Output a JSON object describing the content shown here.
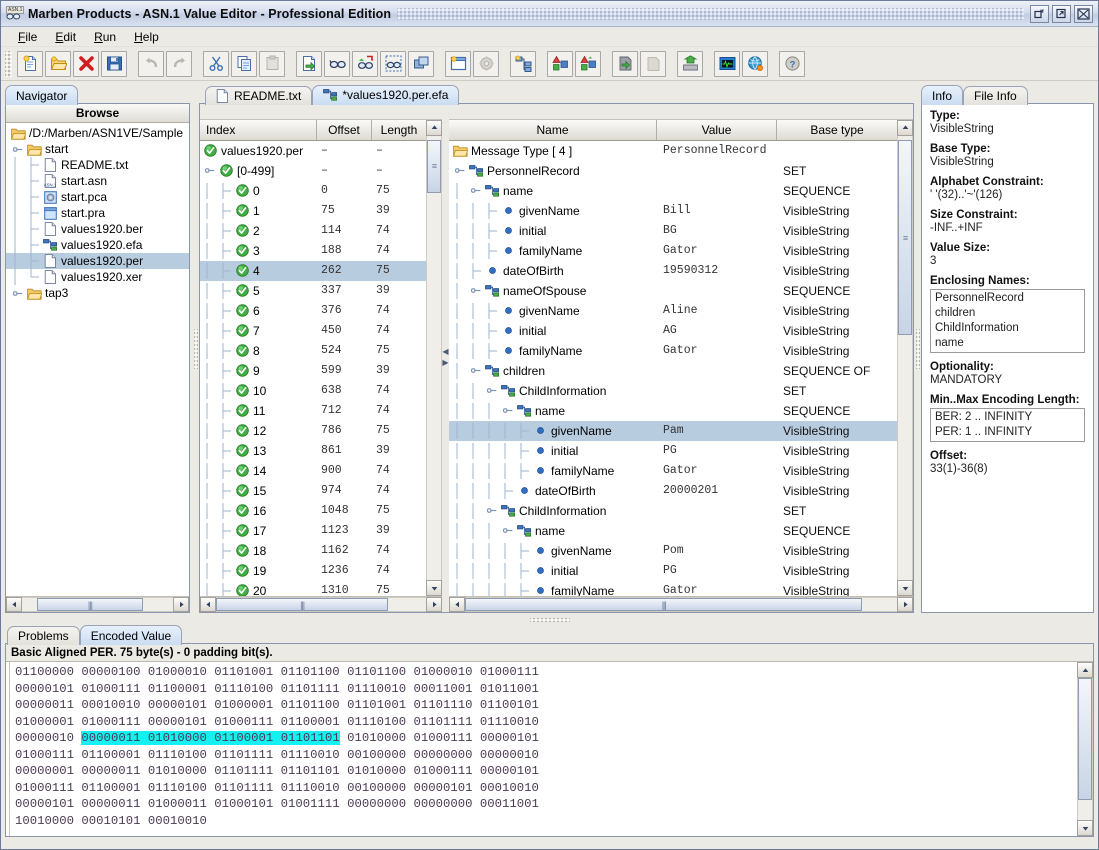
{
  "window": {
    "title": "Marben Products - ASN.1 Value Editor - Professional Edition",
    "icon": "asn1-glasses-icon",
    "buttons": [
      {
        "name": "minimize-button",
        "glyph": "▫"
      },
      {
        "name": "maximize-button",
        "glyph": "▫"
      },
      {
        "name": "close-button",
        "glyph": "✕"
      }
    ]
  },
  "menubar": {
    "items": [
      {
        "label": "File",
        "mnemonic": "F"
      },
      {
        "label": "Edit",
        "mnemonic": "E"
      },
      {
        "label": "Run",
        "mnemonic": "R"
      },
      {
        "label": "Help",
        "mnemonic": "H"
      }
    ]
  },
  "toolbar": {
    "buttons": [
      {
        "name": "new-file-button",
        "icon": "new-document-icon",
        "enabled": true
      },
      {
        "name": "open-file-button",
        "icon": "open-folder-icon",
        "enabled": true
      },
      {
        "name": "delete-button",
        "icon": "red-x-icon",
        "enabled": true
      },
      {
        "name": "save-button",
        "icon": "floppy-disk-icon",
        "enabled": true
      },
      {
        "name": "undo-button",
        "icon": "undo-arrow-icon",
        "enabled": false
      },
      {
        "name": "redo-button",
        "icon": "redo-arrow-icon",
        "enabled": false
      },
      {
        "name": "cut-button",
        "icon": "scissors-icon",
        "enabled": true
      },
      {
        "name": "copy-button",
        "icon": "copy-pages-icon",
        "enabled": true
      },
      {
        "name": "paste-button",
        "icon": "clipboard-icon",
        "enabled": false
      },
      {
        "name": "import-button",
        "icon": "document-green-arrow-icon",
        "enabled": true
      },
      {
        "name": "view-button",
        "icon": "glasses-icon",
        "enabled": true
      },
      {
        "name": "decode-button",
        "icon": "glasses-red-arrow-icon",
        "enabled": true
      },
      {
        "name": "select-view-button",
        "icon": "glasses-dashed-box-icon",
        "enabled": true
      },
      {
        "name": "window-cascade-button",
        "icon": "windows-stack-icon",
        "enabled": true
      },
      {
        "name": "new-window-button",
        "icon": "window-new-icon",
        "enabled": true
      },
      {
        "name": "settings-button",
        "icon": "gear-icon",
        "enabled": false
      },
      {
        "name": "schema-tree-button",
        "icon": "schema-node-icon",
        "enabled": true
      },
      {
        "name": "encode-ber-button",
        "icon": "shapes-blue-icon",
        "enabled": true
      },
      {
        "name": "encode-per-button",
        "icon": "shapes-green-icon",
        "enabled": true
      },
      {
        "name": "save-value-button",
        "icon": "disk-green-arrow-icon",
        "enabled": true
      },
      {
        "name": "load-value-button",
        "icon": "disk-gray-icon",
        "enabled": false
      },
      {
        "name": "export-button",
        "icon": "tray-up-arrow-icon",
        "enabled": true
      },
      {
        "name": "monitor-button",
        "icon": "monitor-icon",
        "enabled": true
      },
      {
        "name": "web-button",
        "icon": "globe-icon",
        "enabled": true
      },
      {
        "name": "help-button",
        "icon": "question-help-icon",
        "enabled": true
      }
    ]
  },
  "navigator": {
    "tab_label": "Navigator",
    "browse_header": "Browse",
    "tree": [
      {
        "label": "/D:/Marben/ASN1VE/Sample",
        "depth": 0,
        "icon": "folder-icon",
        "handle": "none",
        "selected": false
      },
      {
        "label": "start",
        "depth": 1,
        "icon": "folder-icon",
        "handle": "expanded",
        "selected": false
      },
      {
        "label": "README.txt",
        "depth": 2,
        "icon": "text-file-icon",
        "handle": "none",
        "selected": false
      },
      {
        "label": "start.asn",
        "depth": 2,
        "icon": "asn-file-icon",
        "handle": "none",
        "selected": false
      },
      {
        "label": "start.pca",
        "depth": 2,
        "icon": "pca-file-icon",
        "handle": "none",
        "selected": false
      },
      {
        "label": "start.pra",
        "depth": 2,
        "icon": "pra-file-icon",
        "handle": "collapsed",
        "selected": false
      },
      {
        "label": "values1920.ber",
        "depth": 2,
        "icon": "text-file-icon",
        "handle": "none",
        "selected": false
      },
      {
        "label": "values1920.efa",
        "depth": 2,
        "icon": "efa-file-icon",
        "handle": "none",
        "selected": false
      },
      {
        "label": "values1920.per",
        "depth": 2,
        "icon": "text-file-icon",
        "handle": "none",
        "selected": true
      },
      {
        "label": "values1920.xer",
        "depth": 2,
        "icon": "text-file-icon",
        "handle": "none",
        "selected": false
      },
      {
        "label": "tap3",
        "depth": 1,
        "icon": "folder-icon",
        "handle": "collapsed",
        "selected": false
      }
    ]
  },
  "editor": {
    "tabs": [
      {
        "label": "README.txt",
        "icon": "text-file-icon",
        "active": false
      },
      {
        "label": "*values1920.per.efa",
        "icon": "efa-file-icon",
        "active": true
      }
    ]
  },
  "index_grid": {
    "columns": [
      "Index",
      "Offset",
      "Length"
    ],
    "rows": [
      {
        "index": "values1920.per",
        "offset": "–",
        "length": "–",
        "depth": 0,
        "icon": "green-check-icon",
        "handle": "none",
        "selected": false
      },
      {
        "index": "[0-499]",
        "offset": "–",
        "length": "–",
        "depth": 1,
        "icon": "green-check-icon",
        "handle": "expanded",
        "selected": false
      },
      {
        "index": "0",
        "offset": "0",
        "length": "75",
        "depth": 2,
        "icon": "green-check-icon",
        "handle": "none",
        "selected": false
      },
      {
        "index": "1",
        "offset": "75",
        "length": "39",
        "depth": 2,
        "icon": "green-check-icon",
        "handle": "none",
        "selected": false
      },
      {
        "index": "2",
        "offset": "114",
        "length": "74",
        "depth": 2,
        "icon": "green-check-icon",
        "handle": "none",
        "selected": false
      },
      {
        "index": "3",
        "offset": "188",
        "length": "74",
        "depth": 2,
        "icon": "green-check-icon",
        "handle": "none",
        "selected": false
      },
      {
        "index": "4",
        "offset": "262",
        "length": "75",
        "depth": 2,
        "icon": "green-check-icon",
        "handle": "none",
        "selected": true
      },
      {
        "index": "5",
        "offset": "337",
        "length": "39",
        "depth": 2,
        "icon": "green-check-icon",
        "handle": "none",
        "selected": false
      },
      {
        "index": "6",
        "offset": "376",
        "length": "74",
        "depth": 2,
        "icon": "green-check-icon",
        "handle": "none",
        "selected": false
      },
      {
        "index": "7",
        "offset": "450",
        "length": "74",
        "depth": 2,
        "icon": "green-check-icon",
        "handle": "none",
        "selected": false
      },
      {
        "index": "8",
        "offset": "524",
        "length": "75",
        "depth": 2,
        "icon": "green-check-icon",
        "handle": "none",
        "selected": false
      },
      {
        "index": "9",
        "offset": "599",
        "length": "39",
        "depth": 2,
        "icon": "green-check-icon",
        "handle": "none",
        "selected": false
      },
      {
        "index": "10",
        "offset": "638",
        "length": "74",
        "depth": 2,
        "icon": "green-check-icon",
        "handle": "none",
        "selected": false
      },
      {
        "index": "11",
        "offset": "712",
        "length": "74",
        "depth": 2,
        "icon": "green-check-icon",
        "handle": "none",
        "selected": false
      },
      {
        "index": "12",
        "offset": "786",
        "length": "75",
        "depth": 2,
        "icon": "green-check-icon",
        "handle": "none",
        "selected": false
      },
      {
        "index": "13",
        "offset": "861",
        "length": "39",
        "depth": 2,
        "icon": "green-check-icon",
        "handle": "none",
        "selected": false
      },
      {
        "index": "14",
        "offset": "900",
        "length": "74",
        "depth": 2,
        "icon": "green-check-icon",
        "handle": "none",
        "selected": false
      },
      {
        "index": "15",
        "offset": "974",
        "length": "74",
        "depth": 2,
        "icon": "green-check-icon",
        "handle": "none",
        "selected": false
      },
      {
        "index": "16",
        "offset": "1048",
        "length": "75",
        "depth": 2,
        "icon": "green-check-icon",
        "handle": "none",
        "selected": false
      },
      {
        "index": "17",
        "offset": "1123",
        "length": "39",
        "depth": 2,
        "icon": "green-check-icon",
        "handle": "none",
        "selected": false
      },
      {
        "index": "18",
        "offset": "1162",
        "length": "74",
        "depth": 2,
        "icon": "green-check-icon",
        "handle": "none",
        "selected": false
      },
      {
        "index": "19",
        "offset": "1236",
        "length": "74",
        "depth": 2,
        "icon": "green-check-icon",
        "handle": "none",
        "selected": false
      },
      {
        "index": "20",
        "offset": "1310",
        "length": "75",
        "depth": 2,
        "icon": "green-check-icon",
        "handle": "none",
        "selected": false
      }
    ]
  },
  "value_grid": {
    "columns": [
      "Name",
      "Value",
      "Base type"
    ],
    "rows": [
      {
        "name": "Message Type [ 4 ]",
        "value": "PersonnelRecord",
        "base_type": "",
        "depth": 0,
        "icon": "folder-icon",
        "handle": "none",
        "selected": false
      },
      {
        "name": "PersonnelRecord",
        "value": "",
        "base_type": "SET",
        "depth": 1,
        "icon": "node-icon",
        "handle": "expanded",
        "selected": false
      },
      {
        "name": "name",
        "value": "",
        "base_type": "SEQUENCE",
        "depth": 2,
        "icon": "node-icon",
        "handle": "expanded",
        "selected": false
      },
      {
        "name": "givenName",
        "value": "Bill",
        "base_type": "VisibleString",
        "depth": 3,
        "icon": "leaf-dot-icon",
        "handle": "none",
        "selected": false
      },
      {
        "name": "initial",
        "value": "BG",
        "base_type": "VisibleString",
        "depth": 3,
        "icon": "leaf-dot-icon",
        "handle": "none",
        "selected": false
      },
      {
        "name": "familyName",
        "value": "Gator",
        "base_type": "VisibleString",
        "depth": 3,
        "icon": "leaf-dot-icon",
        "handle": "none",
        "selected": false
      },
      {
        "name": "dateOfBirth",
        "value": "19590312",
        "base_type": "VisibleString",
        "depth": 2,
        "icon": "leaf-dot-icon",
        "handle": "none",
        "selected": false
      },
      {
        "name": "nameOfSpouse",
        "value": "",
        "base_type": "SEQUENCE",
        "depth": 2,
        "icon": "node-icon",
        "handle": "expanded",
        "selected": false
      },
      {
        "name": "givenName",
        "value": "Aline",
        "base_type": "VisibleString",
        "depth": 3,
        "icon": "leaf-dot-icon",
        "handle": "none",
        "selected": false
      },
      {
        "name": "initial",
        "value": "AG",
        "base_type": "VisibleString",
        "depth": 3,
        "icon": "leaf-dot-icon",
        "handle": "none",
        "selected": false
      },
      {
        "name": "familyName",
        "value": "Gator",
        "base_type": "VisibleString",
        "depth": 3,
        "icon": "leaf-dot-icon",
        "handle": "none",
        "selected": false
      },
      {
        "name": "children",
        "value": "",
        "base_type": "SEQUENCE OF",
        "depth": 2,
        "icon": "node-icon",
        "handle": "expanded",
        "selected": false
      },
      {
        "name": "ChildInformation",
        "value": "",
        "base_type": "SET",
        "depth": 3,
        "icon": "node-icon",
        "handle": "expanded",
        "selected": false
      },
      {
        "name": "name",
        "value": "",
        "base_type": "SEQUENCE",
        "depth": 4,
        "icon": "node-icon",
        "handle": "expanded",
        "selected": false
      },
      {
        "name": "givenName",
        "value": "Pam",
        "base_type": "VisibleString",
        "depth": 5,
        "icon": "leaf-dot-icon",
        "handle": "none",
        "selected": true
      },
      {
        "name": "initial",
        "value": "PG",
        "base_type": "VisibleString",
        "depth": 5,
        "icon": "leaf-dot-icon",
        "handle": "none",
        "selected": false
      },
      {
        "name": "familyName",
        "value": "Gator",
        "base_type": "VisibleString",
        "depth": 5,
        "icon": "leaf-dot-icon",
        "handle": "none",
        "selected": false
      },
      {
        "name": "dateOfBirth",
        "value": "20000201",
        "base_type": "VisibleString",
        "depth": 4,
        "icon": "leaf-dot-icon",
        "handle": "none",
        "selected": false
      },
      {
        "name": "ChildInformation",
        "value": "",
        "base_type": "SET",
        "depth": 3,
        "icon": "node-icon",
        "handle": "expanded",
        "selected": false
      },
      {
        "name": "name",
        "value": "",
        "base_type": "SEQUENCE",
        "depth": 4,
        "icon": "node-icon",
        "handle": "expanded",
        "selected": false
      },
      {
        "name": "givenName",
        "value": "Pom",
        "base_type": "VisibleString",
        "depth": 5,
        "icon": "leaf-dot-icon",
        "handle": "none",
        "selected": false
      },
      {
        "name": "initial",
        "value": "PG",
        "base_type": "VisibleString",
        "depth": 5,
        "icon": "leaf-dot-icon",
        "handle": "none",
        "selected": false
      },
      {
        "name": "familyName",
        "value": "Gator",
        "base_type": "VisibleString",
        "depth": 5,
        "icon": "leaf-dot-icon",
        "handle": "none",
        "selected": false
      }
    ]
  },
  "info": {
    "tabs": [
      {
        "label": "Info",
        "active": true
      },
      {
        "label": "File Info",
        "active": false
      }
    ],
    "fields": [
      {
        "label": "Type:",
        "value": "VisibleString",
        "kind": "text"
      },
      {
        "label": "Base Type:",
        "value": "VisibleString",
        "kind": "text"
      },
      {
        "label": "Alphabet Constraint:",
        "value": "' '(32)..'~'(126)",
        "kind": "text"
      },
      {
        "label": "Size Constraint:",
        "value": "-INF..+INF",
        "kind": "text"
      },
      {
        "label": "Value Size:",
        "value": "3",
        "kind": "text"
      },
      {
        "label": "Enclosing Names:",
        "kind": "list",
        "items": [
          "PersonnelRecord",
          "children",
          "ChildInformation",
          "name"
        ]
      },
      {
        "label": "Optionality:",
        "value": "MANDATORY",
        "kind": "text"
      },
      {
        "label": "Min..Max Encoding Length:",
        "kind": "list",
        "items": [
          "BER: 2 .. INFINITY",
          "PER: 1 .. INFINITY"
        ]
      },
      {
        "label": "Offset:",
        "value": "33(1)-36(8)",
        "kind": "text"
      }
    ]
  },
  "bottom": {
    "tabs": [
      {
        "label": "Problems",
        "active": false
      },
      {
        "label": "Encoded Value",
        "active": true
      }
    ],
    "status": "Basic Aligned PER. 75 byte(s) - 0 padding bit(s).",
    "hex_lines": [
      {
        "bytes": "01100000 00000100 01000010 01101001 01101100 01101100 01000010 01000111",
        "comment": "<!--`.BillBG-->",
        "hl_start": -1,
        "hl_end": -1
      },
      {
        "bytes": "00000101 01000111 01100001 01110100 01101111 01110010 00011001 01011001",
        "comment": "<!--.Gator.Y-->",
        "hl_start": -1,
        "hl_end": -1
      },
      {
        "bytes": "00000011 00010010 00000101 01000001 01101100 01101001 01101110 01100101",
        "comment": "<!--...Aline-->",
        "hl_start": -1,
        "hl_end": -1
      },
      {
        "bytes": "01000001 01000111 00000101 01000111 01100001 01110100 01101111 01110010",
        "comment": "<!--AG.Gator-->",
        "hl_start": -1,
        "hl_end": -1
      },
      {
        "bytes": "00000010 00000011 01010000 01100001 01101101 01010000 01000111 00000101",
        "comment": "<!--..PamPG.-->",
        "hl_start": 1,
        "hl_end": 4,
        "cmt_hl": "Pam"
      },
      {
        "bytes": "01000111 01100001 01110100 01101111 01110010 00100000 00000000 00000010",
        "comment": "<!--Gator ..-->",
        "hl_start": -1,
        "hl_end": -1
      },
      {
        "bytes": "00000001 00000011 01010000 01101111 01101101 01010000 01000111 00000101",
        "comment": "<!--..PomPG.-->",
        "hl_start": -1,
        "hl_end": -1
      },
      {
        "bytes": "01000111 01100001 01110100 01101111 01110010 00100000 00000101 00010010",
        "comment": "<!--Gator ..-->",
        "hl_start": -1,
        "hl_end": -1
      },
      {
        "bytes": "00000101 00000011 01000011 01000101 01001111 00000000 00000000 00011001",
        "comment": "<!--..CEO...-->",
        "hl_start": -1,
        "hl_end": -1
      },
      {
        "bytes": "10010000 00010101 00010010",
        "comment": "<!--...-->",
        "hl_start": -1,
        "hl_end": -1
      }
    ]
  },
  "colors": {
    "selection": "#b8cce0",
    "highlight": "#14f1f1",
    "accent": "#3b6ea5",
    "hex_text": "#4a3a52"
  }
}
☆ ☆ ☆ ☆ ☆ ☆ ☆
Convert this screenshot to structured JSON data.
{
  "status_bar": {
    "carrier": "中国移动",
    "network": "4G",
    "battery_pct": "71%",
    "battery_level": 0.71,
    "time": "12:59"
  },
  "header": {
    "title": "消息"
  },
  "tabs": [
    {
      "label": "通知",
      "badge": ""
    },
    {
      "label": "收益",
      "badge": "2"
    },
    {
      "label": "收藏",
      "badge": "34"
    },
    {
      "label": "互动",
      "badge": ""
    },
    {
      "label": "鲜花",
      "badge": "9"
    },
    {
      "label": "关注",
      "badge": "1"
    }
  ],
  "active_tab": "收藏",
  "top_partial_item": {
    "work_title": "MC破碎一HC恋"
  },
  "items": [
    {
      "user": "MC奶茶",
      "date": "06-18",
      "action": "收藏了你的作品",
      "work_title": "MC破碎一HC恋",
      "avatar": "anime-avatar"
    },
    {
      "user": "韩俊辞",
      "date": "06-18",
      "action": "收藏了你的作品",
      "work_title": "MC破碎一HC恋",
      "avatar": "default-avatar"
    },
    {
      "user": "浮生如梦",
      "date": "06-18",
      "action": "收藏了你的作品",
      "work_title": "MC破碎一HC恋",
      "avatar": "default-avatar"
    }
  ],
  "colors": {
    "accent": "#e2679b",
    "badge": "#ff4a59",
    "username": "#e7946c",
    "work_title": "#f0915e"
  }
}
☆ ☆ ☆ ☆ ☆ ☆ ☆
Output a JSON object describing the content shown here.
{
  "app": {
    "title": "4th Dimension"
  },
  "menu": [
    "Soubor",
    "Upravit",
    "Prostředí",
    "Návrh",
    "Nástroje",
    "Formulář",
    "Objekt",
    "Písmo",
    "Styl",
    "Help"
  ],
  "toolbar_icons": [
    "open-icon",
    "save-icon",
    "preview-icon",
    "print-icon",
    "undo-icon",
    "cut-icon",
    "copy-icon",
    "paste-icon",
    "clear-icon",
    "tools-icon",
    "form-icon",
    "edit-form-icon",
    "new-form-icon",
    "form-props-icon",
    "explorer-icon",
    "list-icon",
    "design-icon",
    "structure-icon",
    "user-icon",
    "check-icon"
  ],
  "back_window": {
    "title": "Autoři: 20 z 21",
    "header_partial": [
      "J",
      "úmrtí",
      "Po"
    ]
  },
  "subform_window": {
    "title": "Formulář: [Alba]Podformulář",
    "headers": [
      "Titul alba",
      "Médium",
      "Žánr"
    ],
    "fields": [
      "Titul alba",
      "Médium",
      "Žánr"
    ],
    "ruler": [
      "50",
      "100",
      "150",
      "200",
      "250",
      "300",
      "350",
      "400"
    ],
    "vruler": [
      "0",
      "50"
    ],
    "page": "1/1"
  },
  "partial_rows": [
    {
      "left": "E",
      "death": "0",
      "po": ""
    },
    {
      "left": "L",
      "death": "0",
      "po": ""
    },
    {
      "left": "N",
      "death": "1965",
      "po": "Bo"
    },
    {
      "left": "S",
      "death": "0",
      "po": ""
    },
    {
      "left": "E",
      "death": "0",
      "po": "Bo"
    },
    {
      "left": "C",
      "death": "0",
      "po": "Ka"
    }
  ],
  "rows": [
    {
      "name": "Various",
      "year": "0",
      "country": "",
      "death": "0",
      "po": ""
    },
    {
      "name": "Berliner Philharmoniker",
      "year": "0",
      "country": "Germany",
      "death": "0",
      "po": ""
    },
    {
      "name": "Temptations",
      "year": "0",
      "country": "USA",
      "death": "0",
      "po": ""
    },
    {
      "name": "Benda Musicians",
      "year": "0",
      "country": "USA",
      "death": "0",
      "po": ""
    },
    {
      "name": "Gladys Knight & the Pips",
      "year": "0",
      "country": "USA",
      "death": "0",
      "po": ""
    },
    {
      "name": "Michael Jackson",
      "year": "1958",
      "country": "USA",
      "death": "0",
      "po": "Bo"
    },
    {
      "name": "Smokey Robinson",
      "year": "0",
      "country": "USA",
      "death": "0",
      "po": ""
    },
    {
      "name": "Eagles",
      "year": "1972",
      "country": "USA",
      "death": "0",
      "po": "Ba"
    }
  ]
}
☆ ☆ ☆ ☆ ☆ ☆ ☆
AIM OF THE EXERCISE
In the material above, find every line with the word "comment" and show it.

FINISHED TASK
        "comment": "<!--`.BillBG-->",
        "comment": "<!--.Gator.Y-->",
        "comment": "<!--...Aline-->",
        "comment": "<!--AG.Gator-->",
        "comment": "<!--..PamPG.-->",
        "comment": "<!--Gator ..-->",
        "comment": "<!--..PomPG.-->",
        "comment": "<!--Gator ..-->",
        "comment": "<!--..CEO...-->",
        "comment": "<!--...-->",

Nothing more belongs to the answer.